The U.S. Court of Appeals in Manhattan has agreed to review the 2012 insider trading conviction of former three-time McKinsey & Co. Managing Director and Goldman Sachs (NYSE:GS) board member Rajat Gupta.
Gupta was convicted of providing insider information to former Galleon Group hedge fund manager Raj Rajaratnam about Berkshire Hathaway’s (NYSE:BRK.A) $5 billion investment in Goldman Sachs at the height of the 2008 financial crisis.
Gupta previously tried to appeal his conviction on the basis that he did not receive any benefit from Rajaratnam, but this appeal was denied by U.S. District Judge Jed Rakoff and the appeals court in December 2015 did not overturn him.
But in light of the Newman insider trading conviction that was overturned by the U.S. Court of Appeals for the Second Circuit, Gupta might have another chance at restoring his reputation and dignity.
In United States v. Newman, hedge fund managers Todd Newman and Anthony Chiasson were convicted of trading on insider information in a case led by Wall Street-crusading U.S. Attorney for the Southern District of New York Preet Bharara. But in December 2014, the Court of Appeals for the Second Circuit overturned their conviction on the basis that neither Newman nor Chiasson knew that the tipper was receiving any personal benefit. The Appeals Court interpreted a 1983 Supreme Court ruling that said that insider trading could only be prosecuted if the tipper received a personal benefit, like money, other than just maintaining a friendship.

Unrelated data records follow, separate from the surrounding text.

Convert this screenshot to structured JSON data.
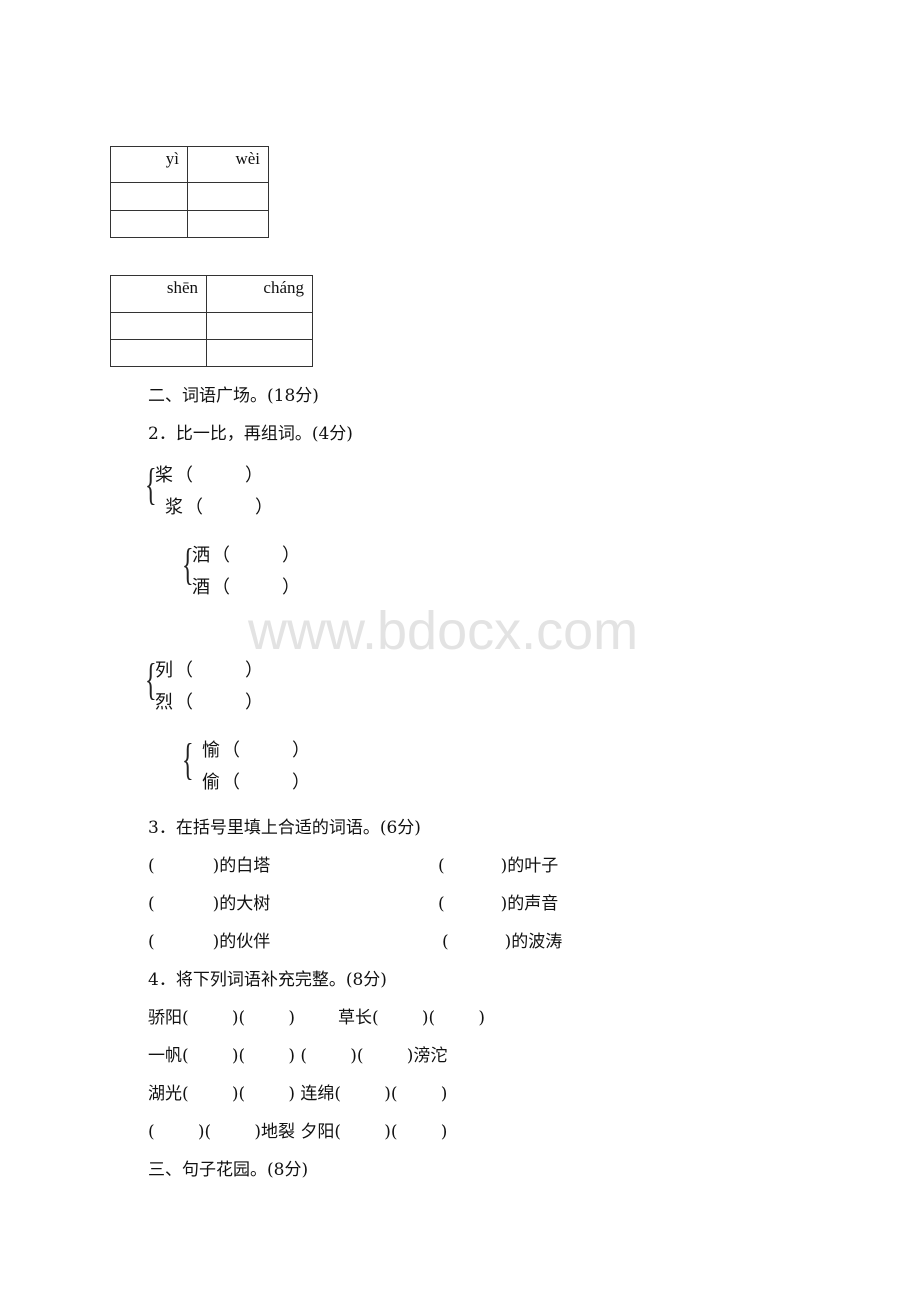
{
  "pinyin_tables": [
    {
      "headers": [
        "yì",
        "wèi"
      ]
    },
    {
      "headers": [
        "shēn",
        "cháng"
      ]
    }
  ],
  "section2": {
    "title": "二、词语广场。(18分)",
    "q2": {
      "title": "2．比一比，再组词。(4分)",
      "pairs": [
        [
          "桨",
          "浆"
        ],
        [
          "洒",
          "酒"
        ],
        [
          "列",
          "烈"
        ],
        [
          "愉",
          "偷"
        ]
      ],
      "paren_open": "（",
      "paren_close": "）"
    },
    "q3": {
      "title": "3．在括号里填上合适的词语。(6分)",
      "items": [
        [
          "(",
          ")的白塔",
          "(",
          ")的叶子"
        ],
        [
          "(",
          ")的大树",
          "(",
          ")的声音"
        ],
        [
          "(",
          ")的伙伴",
          "(",
          ")的波涛"
        ]
      ]
    },
    "q4": {
      "title": "4．将下列词语补充完整。(8分)",
      "rows": [
        [
          "骄阳(        )(        )",
          "草长(        )(        )"
        ],
        [
          "一帆(        )(        ) (        )(        )滂沱"
        ],
        [
          "湖光(        )(        ) 连绵(        )(        )"
        ],
        [
          "(        )(        )地裂 夕阳(        )(        )"
        ]
      ]
    }
  },
  "section3": {
    "title": "三、句子花园。(8分)"
  },
  "watermark": "www.bdocx.com"
}
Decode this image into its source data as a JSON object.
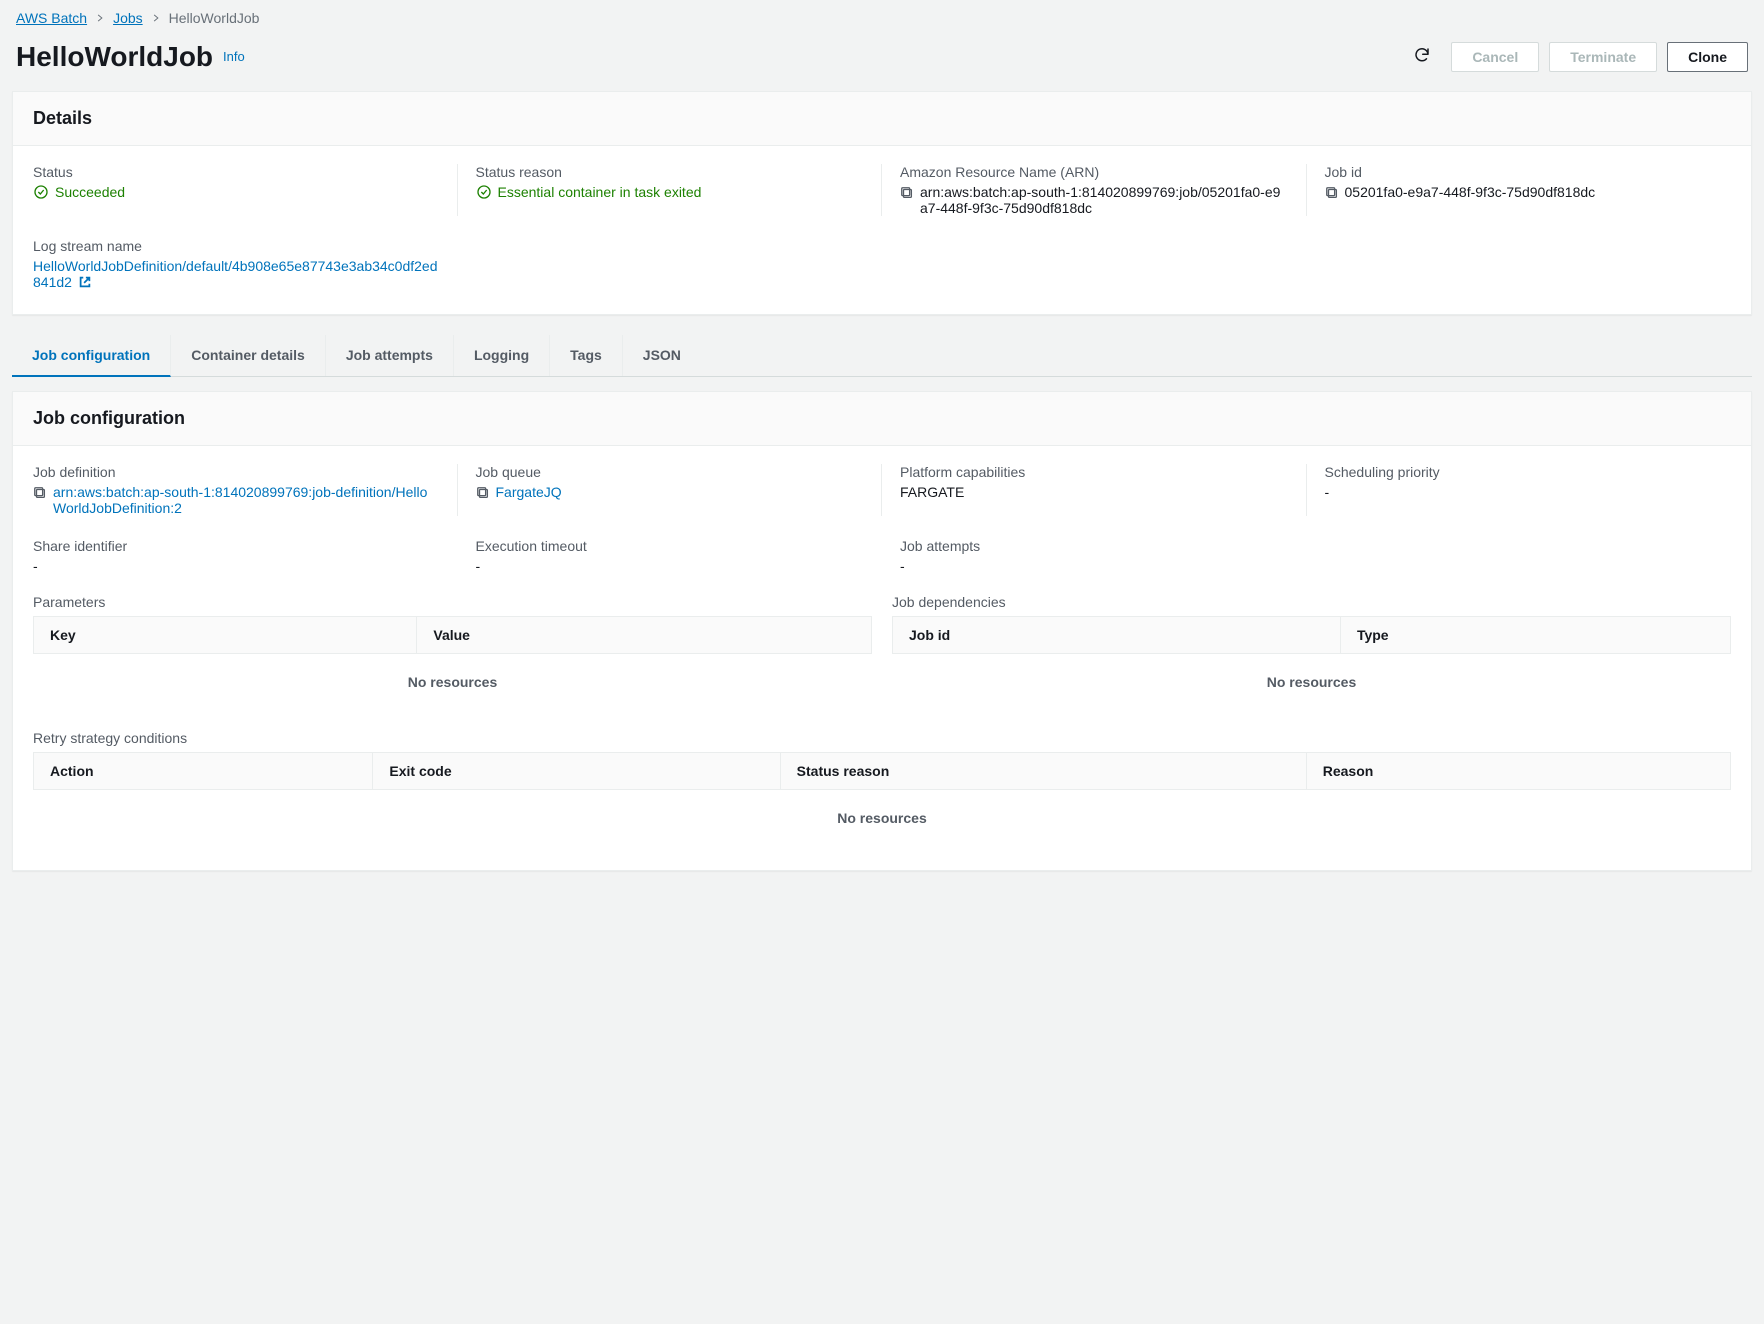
{
  "breadcrumb": {
    "root": "AWS Batch",
    "parent": "Jobs",
    "current": "HelloWorldJob"
  },
  "header": {
    "title": "HelloWorldJob",
    "info": "Info",
    "cancel": "Cancel",
    "terminate": "Terminate",
    "clone": "Clone"
  },
  "details": {
    "panel_title": "Details",
    "status_label": "Status",
    "status_value": "Succeeded",
    "status_reason_label": "Status reason",
    "status_reason_value": "Essential container in task exited",
    "arn_label": "Amazon Resource Name (ARN)",
    "arn_value": "arn:aws:batch:ap-south-1:814020899769:job/05201fa0-e9a7-448f-9f3c-75d90df818dc",
    "job_id_label": "Job id",
    "job_id_value": "05201fa0-e9a7-448f-9f3c-75d90df818dc",
    "log_stream_label": "Log stream name",
    "log_stream_value": "HelloWorldJobDefinition/default/4b908e65e87743e3ab34c0df2ed841d2"
  },
  "tabs": {
    "job_configuration": "Job configuration",
    "container_details": "Container details",
    "job_attempts": "Job attempts",
    "logging": "Logging",
    "tags": "Tags",
    "json": "JSON"
  },
  "jobconfig": {
    "panel_title": "Job configuration",
    "job_definition_label": "Job definition",
    "job_definition_value": "arn:aws:batch:ap-south-1:814020899769:job-definition/HelloWorldJobDefinition:2",
    "job_queue_label": "Job queue",
    "job_queue_value": "FargateJQ",
    "platform_label": "Platform capabilities",
    "platform_value": "FARGATE",
    "priority_label": "Scheduling priority",
    "priority_value": "-",
    "share_label": "Share identifier",
    "share_value": "-",
    "timeout_label": "Execution timeout",
    "timeout_value": "-",
    "attempts_label": "Job attempts",
    "attempts_value": "-",
    "parameters_label": "Parameters",
    "dependencies_label": "Job dependencies",
    "params_key_col": "Key",
    "params_value_col": "Value",
    "deps_jobid_col": "Job id",
    "deps_type_col": "Type",
    "retry_label": "Retry strategy conditions",
    "retry_action_col": "Action",
    "retry_exit_col": "Exit code",
    "retry_reason_col": "Status reason",
    "retry_reason2_col": "Reason",
    "no_resources": "No resources"
  }
}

Gary Naftalis, Gupta’s lawyer, successfully argued to the Appeals Court that Gupta did not receive any tangible benefit from Rajaratnam, other than nurturing a friendship.
The consequences of overturning Gupta’s conviction could be monumental for the future of insider trading cases. “People tend to be very suspicious of Wall Street and insiders and this case has that front and center. By the nature of the defendant, there will be a lot of eyes on this case” says Lathrop Nelson, a partner in the white collar and government investigations unit at Montgomery McCracken.
However, if the Appeals Court rules in Gupta’s favor, Nelson says that this won’t necessarily be a death nail for insider trading cases particularly for those that can prove that tippers receive a tangible benefit. And if SCOTUS goes against the Appeals Court and concludes that prosecutors do not need to prove a tangible benefit in order to prosecute for insider trading, then the success of Newman and the potential overturning of Gupta’s case might be short lived.
According to Nelson though, Gupta has a good shot at winning his appeal especially after the Newman overruling and that the Supreme Court has agreed to hear an insider trading case involving trades that Bassam Salman made based on mergers between clients of Citigroup (NYSE:C), where his brother-in-law worked. Bassam’s lawyers have argued that his brother-in-law Maher Kara did not receive any tangible benefit in exchange for tips.
If Gupta’s conviction is overruled though, reputation wise, he will have quite a ways to go. “A court overturning his conviction will not restore his reputation overnight but it’s an important first step. Depending on what the court says in its ruling, Gupta may need to do more to rebuild it” says Jon Haber, President of Cascade Strategy, a communications consultancy, and former special counsel in President Bill Clinton's administration.